Mr. Adams to Mr. Seward.
Sir: In connection with the subject of your despatch No. 1889, of the 14th of December, I have only to observe that from the decision of Vice-Chancellor Wood, a copy of which has doubtless been transmitted to you by the consul at Liverpool, you will perceive the necessity of taking early measures to prevent Mr. Prioleau from becoming an object of public sympathy in the courts, as unreasonably oppressed by litigation procrastinated on purpose by a powerful government. The vice-chancellor is well known to me as having had sympathies with us during the war, which makes his present declaration the more significant.
My own impression is that an advantageous settlement might now be made with all the parties concerned in this suit should an agent well qualified for the duty be sent out. Never having had much confidence in the courts here in cases in which a government of a foreign nation is a party against British subjects, the alternative appears to be the payment of heavy costs to both sides, or an agreement which may save Mr. Prioleau from the risk of ruin on the condition of a frank and full exposition of the truth. I think he has it in his power to restore all the property remaining unclaimed in Europe. The error of Mr. Morse appears to have been an unaccountable degree of precipitation, and over, reliance in the good faith of those with whom he was dealing. From the little observation I have had of them, I should think that much acuteness and little scruple were their prominent traits. The disclosures incidentally taking place in the courts through the bankruptcy of Barned’s bank furnish some clue to the extent of the speculations carried on during the war, and to the sympathies so strongly felt in Liverpool with the rebel cause. I have reason to suspect that Mr. Benjamin is now one of the chief legal advisers of the parties in the suits. All that his ingenuity can do will be exerted, if necessary, to procrastinate and to defeat the course of justice.
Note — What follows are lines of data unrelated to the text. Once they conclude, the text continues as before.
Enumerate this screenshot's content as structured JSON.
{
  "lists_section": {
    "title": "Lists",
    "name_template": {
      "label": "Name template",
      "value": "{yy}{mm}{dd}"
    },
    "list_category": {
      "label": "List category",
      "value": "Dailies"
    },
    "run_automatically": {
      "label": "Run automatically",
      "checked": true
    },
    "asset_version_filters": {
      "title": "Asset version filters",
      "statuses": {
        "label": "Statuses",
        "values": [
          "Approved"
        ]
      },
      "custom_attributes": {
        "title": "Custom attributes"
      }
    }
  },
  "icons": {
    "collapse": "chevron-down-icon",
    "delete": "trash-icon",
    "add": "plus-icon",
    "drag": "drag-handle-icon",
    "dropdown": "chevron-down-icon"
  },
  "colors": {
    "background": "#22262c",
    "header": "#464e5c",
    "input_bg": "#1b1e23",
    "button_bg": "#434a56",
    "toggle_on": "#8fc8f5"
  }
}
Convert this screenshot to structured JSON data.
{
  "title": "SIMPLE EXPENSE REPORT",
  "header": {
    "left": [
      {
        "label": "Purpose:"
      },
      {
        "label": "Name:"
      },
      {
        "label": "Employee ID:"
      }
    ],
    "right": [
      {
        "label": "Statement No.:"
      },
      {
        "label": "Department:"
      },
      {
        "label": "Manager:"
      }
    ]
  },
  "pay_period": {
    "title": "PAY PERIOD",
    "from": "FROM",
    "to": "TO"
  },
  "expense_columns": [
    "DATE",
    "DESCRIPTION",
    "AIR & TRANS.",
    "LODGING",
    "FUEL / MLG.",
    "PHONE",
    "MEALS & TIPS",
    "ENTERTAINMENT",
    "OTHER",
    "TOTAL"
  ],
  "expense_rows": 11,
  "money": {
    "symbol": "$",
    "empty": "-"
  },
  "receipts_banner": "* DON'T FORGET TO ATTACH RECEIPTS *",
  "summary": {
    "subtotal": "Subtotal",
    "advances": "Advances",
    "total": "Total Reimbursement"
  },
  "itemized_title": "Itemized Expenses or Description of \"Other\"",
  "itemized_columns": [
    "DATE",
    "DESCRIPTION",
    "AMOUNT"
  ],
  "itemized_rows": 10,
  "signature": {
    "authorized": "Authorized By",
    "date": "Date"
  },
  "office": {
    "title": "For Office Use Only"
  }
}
This will not, however, be practicable without great hazard to the mercantile credit of the house of Fraser, Trenholm & Co. Hence the dilemma of which it may be possible to take advantage at this moment.
I have the honor to be, sir, your obedient servant,
Hon. William H. Seward, Secretary of State, Washington, D. C.